I started developing a personal learning network (PLN) before I knew it was called a PLN. As someone who wanted to learn more about instructional design, I started reading books and then commenting on blogs and then started following others in the L&D space on twitter. One thing lead to another and I find my PLN keeps growing! In my last blog post I shared a lot of people who I would classify as being part of my personal learning network (PLN). The list isn’t exhaustive but everyone on it has contributed in some way to my development and helped me learn more.
Originally I thought a PLN was a new term for a Community of Practice (CoP) but a blog post by Lisa Chamberlin has helped to clarify the difference between the terms for me.
Jeff Merrell put a great blog post together that provides resources for more info into PLNs. I’ve also enrolled in Jeff’s online seminar called Exploring PLNs: Practical Issues for Organisations on the 7th of October. It will explore the question “How might it be possible for organizations and individuals alike to benefit if individuals develop personal learning networks within and outside the enterprise–namely, their employers?” Sounds really interesting and it will also be a way help grow my own PLN via interaction with other partcipants.
What makes a PLN?
Personal: It means something to you. You choose who is part of it. You choose your level of participation and involvement.
Learning: Some form of learning takes place. It could be via a sharing information or in response to a question or from an alternate point of view or from a discussion or from working towards a common goal/interest. You could even provide the learning for someone else.
Network: A group of interconnected people spread out all over the world. Having this kind of network is much different to ‘networking’ and I think it’s because of the personal nature of it. Networking tends to have connotations of connecting with people because you might want to do business with them in the future. PLNs are more about learning and sharing.
I’ve blogged before about self-determination theory and motivation. Here’s how I think PLN’s satisfy our basic psychological needs:
Autonomy: I can engage with anyone as much as I want, whenever I want. You choose who to surround yourself with. It’s your network to create.
Competence: your PLN can develop your competence by being involved with them, by learning from the experience others or from providing feedback to you if you put something out there.
Relatedness: you are interacting and connecting with people from all over the world who work in the same industry/area as you.
Maybe that’s why PLNs help contribute towards our motivation for learning?
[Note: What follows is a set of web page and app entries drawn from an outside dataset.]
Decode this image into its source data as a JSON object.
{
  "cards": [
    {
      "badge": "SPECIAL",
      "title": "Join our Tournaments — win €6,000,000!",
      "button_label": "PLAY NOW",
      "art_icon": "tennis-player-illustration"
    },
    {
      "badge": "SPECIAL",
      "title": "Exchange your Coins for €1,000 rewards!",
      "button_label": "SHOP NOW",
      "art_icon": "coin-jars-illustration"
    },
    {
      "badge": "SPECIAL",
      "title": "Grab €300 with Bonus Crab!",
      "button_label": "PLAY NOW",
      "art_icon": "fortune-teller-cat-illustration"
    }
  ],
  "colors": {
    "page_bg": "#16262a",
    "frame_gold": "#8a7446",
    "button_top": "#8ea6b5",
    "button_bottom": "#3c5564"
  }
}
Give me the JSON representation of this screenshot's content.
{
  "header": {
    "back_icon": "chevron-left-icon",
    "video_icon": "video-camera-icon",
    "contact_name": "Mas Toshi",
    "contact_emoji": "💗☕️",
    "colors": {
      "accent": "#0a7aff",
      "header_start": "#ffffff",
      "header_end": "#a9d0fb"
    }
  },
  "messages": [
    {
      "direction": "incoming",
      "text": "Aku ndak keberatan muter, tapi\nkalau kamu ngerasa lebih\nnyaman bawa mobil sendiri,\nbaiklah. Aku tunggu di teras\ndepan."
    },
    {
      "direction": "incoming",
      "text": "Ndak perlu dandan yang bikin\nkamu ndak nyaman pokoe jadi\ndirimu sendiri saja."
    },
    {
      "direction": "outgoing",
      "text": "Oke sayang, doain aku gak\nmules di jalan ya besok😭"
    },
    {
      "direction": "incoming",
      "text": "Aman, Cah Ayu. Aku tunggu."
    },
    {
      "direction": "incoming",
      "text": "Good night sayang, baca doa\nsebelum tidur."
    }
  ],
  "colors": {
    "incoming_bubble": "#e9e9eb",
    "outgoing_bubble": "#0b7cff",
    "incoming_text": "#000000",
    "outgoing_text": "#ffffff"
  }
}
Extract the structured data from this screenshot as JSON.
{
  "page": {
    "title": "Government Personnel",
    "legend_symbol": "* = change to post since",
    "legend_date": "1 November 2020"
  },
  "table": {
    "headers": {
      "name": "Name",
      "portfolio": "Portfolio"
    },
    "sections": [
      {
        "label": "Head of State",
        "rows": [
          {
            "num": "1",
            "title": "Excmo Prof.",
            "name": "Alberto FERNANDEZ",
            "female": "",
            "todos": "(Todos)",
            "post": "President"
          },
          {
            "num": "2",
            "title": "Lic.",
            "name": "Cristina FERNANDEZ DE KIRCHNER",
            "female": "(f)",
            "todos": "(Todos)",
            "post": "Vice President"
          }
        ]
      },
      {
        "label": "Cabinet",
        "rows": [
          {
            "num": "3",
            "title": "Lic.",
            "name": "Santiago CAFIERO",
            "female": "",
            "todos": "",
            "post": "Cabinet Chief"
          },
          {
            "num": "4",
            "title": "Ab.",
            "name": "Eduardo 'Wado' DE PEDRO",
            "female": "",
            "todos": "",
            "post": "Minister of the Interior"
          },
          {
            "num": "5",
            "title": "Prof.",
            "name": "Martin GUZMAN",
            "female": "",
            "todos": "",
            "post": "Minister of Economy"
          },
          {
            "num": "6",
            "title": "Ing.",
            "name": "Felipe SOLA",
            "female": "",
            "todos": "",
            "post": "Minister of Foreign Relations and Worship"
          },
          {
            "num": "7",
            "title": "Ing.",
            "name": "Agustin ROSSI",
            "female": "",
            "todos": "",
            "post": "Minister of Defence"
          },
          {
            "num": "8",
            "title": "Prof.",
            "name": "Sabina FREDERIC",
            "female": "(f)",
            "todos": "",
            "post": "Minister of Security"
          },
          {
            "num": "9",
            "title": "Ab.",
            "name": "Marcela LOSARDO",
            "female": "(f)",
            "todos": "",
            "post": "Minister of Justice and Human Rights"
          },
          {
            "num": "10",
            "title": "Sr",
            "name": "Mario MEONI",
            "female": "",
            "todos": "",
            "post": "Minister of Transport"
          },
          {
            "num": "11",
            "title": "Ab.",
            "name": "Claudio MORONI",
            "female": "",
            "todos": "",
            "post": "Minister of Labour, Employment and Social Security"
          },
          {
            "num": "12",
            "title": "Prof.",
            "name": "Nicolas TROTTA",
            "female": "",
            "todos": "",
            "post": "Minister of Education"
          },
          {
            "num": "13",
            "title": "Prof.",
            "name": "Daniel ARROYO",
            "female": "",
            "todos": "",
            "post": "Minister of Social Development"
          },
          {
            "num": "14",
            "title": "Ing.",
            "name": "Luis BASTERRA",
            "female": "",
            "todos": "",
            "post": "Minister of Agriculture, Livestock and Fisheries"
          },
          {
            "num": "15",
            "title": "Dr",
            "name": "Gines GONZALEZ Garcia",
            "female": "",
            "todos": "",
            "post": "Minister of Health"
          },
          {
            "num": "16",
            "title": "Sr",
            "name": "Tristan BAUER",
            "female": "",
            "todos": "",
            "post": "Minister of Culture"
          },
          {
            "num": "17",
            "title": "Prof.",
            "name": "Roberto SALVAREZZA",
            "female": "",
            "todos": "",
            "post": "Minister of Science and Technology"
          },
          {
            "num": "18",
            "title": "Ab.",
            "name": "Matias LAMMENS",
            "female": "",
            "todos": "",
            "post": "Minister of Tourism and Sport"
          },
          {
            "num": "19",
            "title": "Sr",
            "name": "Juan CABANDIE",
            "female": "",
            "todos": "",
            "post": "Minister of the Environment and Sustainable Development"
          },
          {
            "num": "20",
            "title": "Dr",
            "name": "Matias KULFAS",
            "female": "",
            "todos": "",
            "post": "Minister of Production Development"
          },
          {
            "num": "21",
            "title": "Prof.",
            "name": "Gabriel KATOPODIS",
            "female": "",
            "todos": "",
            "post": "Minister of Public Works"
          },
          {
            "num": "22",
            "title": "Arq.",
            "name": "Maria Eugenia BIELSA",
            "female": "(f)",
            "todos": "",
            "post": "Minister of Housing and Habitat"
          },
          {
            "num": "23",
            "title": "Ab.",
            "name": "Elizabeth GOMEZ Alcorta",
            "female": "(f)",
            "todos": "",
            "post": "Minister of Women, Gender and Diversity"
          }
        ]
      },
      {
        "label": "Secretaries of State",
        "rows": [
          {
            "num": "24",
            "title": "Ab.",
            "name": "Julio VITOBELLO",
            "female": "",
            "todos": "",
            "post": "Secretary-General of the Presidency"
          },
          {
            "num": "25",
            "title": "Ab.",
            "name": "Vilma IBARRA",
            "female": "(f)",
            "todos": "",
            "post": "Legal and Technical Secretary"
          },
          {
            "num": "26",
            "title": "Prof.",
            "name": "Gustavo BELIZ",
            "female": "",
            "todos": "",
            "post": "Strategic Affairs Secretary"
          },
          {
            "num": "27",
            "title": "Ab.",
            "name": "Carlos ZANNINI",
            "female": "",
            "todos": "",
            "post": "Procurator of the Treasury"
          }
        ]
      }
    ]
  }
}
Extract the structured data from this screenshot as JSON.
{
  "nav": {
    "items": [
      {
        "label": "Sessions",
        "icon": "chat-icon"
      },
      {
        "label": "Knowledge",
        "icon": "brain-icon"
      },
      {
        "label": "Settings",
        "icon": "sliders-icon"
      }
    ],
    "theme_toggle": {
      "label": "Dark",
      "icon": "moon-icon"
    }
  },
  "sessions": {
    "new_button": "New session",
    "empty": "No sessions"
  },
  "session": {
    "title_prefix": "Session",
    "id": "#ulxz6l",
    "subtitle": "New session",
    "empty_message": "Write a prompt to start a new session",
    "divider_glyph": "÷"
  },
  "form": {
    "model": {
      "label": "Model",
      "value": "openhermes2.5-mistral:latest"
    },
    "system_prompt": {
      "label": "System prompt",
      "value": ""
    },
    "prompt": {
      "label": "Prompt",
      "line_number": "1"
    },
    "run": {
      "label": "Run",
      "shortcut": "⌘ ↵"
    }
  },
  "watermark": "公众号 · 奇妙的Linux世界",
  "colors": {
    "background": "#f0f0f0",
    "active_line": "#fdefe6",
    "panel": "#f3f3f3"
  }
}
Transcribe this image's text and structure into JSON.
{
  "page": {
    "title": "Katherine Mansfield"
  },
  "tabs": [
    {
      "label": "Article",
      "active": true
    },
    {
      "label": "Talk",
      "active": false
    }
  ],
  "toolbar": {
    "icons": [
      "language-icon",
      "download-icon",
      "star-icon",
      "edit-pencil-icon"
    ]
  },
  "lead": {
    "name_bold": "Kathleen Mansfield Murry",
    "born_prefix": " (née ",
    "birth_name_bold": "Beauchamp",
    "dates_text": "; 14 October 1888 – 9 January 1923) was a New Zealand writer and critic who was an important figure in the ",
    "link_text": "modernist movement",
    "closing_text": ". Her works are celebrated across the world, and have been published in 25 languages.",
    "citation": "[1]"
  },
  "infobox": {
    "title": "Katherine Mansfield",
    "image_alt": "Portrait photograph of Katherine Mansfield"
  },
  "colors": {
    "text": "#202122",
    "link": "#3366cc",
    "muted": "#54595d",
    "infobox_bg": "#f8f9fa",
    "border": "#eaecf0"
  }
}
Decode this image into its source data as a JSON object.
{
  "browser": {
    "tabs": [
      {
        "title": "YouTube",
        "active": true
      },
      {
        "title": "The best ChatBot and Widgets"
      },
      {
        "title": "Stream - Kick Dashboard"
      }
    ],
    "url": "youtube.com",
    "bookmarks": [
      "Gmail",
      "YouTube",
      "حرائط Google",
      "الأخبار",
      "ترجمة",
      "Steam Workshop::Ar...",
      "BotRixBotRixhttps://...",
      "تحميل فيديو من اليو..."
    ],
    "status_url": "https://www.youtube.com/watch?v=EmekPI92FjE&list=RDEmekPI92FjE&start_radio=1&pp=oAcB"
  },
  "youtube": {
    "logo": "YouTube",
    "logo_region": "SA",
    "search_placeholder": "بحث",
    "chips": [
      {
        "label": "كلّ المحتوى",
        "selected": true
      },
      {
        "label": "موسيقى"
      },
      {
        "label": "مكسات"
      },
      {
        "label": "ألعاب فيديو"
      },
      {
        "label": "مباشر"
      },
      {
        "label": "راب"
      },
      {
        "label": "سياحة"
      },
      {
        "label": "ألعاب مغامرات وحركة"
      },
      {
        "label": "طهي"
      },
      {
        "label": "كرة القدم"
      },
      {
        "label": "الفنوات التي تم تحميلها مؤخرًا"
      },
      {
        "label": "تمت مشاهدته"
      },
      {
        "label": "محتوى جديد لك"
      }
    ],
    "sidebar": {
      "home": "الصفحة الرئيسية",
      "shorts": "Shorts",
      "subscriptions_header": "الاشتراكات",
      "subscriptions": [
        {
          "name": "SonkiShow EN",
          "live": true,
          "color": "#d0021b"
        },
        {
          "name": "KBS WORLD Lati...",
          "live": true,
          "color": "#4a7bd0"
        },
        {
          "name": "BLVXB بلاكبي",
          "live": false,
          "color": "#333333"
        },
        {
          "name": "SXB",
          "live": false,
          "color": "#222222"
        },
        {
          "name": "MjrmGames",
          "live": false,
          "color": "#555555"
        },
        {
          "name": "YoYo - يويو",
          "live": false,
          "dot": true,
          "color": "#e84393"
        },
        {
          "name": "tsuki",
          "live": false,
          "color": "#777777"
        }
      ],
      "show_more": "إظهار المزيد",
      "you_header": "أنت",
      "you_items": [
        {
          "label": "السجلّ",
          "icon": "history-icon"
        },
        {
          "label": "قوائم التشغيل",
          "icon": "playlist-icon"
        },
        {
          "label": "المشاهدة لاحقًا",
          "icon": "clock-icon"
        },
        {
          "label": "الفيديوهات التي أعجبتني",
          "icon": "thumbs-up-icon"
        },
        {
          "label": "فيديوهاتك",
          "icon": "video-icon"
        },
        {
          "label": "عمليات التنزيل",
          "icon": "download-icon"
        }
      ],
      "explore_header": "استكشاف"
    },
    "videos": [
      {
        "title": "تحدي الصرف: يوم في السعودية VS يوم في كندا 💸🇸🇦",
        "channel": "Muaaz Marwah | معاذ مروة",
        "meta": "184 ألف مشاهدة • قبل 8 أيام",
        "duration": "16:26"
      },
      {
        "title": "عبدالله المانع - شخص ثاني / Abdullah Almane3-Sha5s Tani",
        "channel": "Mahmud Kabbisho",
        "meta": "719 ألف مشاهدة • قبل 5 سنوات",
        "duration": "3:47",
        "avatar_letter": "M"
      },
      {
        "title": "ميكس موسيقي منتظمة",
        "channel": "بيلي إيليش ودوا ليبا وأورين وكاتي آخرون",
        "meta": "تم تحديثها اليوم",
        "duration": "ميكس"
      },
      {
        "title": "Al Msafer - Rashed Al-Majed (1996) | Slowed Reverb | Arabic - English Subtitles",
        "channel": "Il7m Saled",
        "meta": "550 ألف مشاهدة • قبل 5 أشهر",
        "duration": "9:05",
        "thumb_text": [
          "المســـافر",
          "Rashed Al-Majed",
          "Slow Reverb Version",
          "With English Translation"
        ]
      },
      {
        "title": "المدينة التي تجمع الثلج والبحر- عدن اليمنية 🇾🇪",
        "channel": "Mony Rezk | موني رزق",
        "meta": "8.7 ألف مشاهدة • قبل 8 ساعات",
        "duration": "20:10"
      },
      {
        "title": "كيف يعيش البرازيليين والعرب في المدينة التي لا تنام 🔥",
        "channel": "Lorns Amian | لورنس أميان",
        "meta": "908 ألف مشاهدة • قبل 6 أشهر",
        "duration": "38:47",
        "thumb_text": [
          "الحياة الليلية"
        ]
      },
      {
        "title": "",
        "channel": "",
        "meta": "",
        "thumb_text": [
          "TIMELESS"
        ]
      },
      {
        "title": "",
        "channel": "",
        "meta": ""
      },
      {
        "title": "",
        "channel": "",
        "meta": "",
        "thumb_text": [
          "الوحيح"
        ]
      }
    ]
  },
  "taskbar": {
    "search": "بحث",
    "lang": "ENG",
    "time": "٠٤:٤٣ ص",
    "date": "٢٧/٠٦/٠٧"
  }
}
It’s also possible that you may not have met ‘members’ of your PLN in person. I read a recent blog post by Helen Blunden who was able to meet people in her PLN. That’s something I’d like to do over time. So far, I’ve been able to meet a couple (Ryan and Con) and it was really cool to chat with them and get to know them a little on a personal level.
A great benefit of a PLN is that it makes you feel part of something and this quote sums it up nicely:
What do you think about Personal Learning Networks?
Image quote by Kathy Kaldenburg